3 social value challenges in your supply chain – and how you can resolve them

Part of what makes social value so complex is the fact that there are a lot of factors out of our control. You can invest endless time, effort, and resources into being the most ethical and environmentally friendly organisation possible. But if this commitment isn’t mirrored at every stage of your value chain, from your fleet drivers to staff in a warehouse halfway across the world, it means you still have work to do.

A massive 70% of your organisation’s impact will come from your supply chain. And your scope 3 emissions will be around 5.5 times higher than your direct ones.

This goes to show how important it is to bring your suppliers on your social value journey with you. Ideally, it should be a collaborative effort where you work together to have the greatest impact. And this will only grow in importance as mandatory scope 3 emission reporting gets introduced.

If this is something you’re struggling with, then are three common supply chain challenges you may come up against. As well as our two cents on how you can resolve them for a more streamlined, effective social value process.

Challenge #1: Different priorities

Every business is going to approach their social value, sustainability, or ESG in different ways. While you’re all systems go to achieve net zero, one of your suppliers may be laser-focused on improving their pay parity.

This might not sound like a big deal. After all, what they’re working towards is equally valuable. But you have to take into account how your suppliers affect your initiatives. And if they aren’t pulling in the same direction as you, you aren’t going to hit your goals. So in this sense, it’s better to be on the same page as them and have them follow your lead.

What’s the solution?

Now, you can’t force or expect another business to rethink their priorities to appease you. But what you can do is clearly communicate your goals, priorities, and expectations with all suppliers on a regular basis.

Get super clear on the themes, outcomes, and KPIs that matter most to you. Then share them through something like a social value strategy so any tenders match what your aims.

When it comes to existing suppliers, make time to talk to them about what you want to achieve with your social value over the coming months or years. This way, you can quickly manage expectations and find a direction everyone agrees on.

Challenge #2: Inefficient data management

Capturing, analysing, and reporting your impact is laborious enough. Let alone keeping track of everyone else involved in the delivery of your products or services. To create a more sustainable, ethical supply chain, you have to be able to visualise it. This means a lot more data, organisation, and a more mature social value process. 

It’s only going to complicate things further if there’s a communication breakdown between you and your supplier when it comes to data. If you’re using an innovative social value tool while a supplier is still relying on hundreds of spreadsheets, you can end up wasting valuable time chasing them for data, hunting down specific data sets, or double-checking for errors.

What’s the solution?

Not everyone is going to be at the same stage of their social value journey as you. And it’s in all of our best interests for every company to level-up their approach. That’s where significant progress lies.

So, where you have the bandwidth, why not find ways to support your suppliers as they refine and strengthen their data management?

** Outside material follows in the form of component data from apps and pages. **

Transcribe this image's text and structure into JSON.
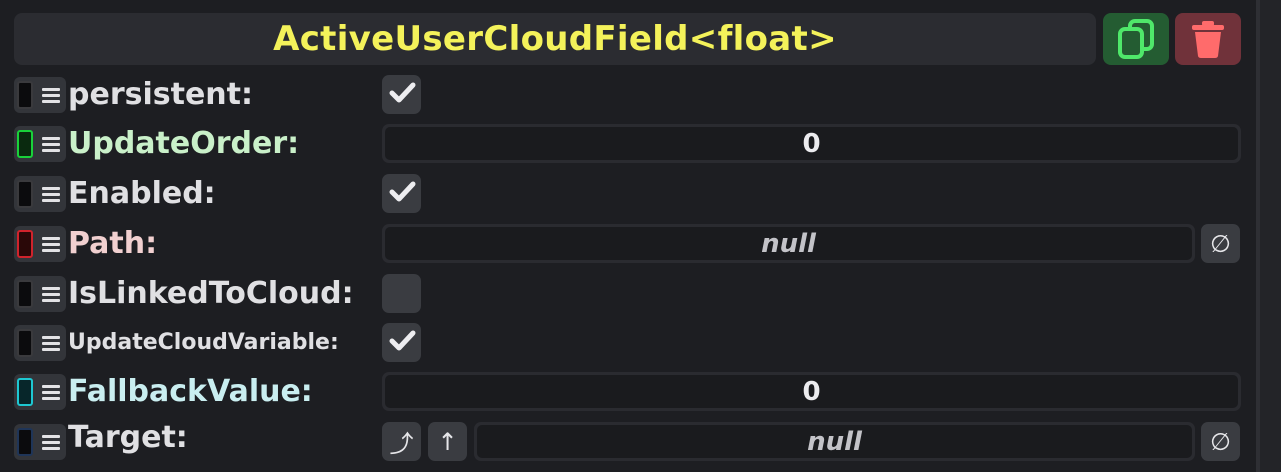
{
  "header": {
    "title": "ActiveUserCloudField<float>",
    "duplicate_icon": "duplicate-icon",
    "delete_icon": "trash-icon"
  },
  "colors": {
    "title": "#f4f25a",
    "duplicate_bg": "#245c32",
    "delete_bg": "#70323a",
    "slot_green": "#19d23a",
    "slot_red": "#d0232c",
    "slot_cyan": "#1ec8d2"
  },
  "fields": [
    {
      "label": "persistent:",
      "type": "checkbox",
      "checked": true
    },
    {
      "label": "UpdateOrder:",
      "type": "number",
      "value": "0"
    },
    {
      "label": "Enabled:",
      "type": "checkbox",
      "checked": true
    },
    {
      "label": "Path:",
      "type": "reference",
      "value": "null"
    },
    {
      "label": "IsLinkedToCloud:",
      "type": "checkbox",
      "checked": false
    },
    {
      "label": "UpdateCloudVariable:",
      "type": "checkbox",
      "checked": true
    },
    {
      "label": "FallbackValue:",
      "type": "number",
      "value": "0"
    },
    {
      "label": "Target:",
      "type": "reference",
      "value": "null",
      "buttons": [
        "⤴",
        "↑"
      ]
    }
  ],
  "clear_symbol": "∅",
  "check_symbol": "✔"
}
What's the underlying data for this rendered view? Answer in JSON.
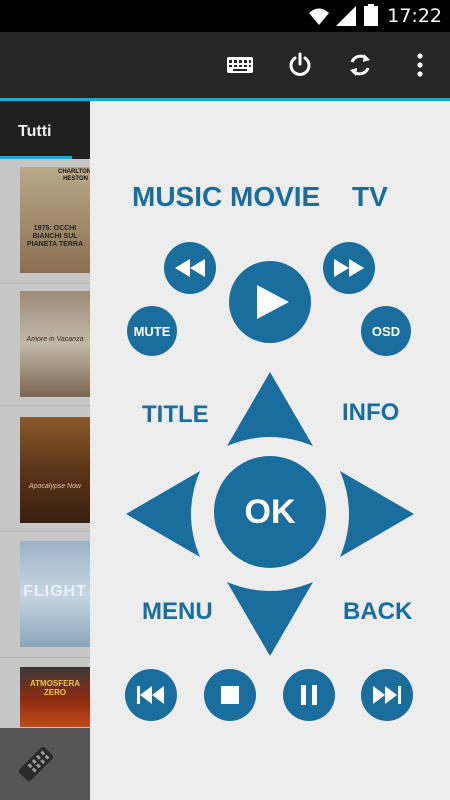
{
  "status_bar": {
    "time": "17:22"
  },
  "action_bar": {
    "icons": [
      "keyboard-icon",
      "power-icon",
      "refresh-icon",
      "overflow-menu-icon"
    ]
  },
  "media_list": {
    "tab_label": "Tutti",
    "posters": [
      {
        "title": "1975: OCCHI BIANCHI SUL PIANETA TERRA",
        "actor": "CHARLTON HESTON"
      },
      {
        "title": "Amore in Vacanza"
      },
      {
        "title": "Apocalypse Now"
      },
      {
        "title": "FLIGHT"
      },
      {
        "title": "ATMOSFERA ZERO"
      }
    ]
  },
  "remote": {
    "modes": {
      "music": "MUSIC",
      "movie": "MOVIE",
      "tv": "TV"
    },
    "mute": "MUTE",
    "osd": "OSD",
    "title": "TITLE",
    "info": "INFO",
    "ok": "OK",
    "menu": "MENU",
    "back": "BACK",
    "accent_color": "#1a6e9e"
  }
}
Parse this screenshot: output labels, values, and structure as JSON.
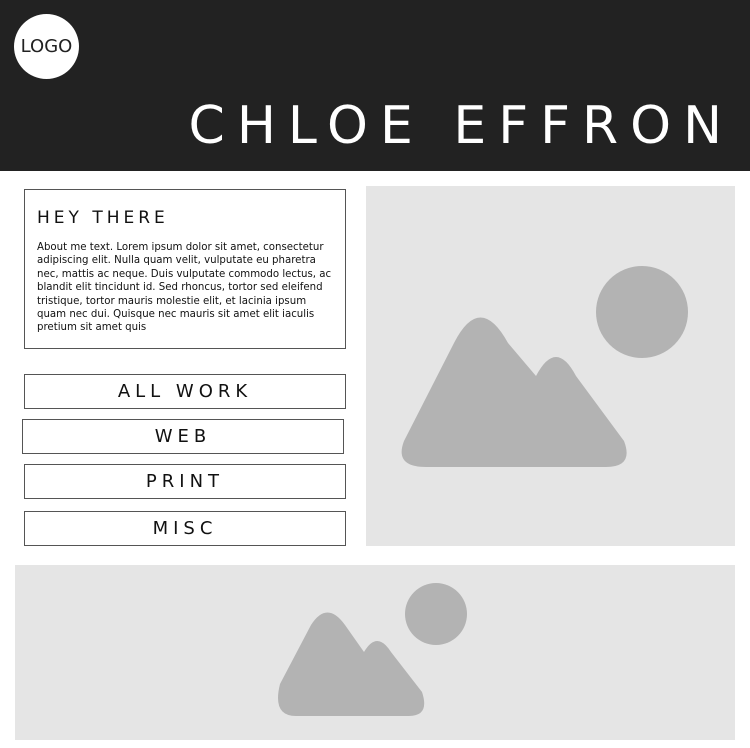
{
  "header": {
    "logo_text": "LOGO",
    "title": "CHLOE EFFRON",
    "background": "#222222"
  },
  "about": {
    "heading": "HEY THERE",
    "body": "About me text. Lorem ipsum dolor sit amet, consectetur adipiscing elit. Nulla quam velit, vulputate eu pharetra nec, mattis ac neque. Duis vulputate commodo lectus, ac blandit elit tincidunt id. Sed rhoncus, tortor sed eleifend tristique, tortor mauris molestie elit, et lacinia ipsum quam nec dui. Quisque nec mauris sit amet elit iaculis pretium sit amet quis"
  },
  "nav": {
    "items": [
      {
        "label": "ALL WORK"
      },
      {
        "label": "WEB"
      },
      {
        "label": "PRINT"
      },
      {
        "label": "MISC"
      }
    ]
  },
  "images": {
    "hero": {
      "icon": "image-placeholder-icon"
    },
    "banner": {
      "icon": "image-placeholder-icon"
    },
    "placeholder_bg": "#e5e5e5",
    "placeholder_fg": "#b3b3b3"
  }
}
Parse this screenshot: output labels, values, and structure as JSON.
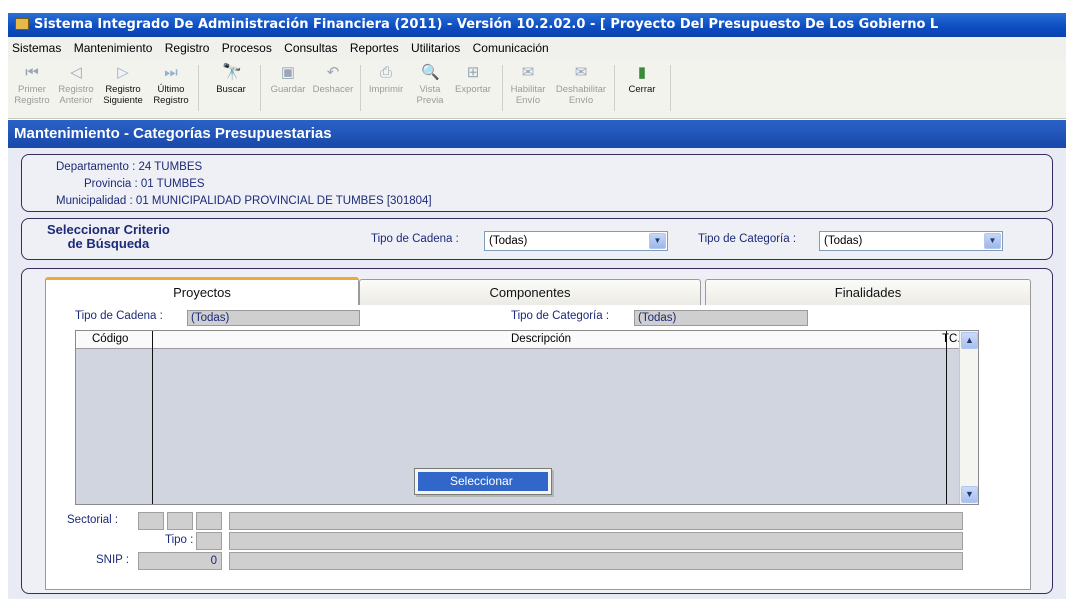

This might look like sharing resources or best practices you’ve learned along your own journey. Or, if you have an effective, efficient tool that works well for you, why not set them up with their own account to cut out all the busy work entirely? That way, they can input data directly into your platform.

Challenge #3: Incompatible frameworks

Not too long ago, whether a business tackled social value at all was a choice. As such, every organisation began their journey at different times, for their own reasons, and with varying levels of knowledge or investment. 

Because of this, we’re still lacking any single, standardised way to tackle social value. Some industries have specific frameworks they like to use, while others opt for a completely ad-hoc approach. 

If you and your suppliers are following different frameworks, it can lead to a lot of unnecessary back and forth and tedious data admin. There might be measures you track that are critical to your organisation’s targets that aren’t possible within their framework or platform. Or vice versa.

What’s the solution?

Instead of boxing yourself in with a single framework and strict list of metrics, framework-independent tools allow you complete freedom and flexibility.

Rather than only tracking what a third-party deems most relevant, you can cherry pick from multiple frameworks or create your own measures entirely. When it comes to your suppliers, this makes it much simpler to integrate data from your supply chain and build out the bigger picture of your organisation’s impact. 

Social value isn’t a one-business race. And your organisation doesn’t exist in a vacuum. You can’t separate your impact from that of your suppliers – no matter how far removed they might be from your daily operations. If you’re struggling to create a clear understanding of what your total impact is, start by strengthening these three key areas of the process.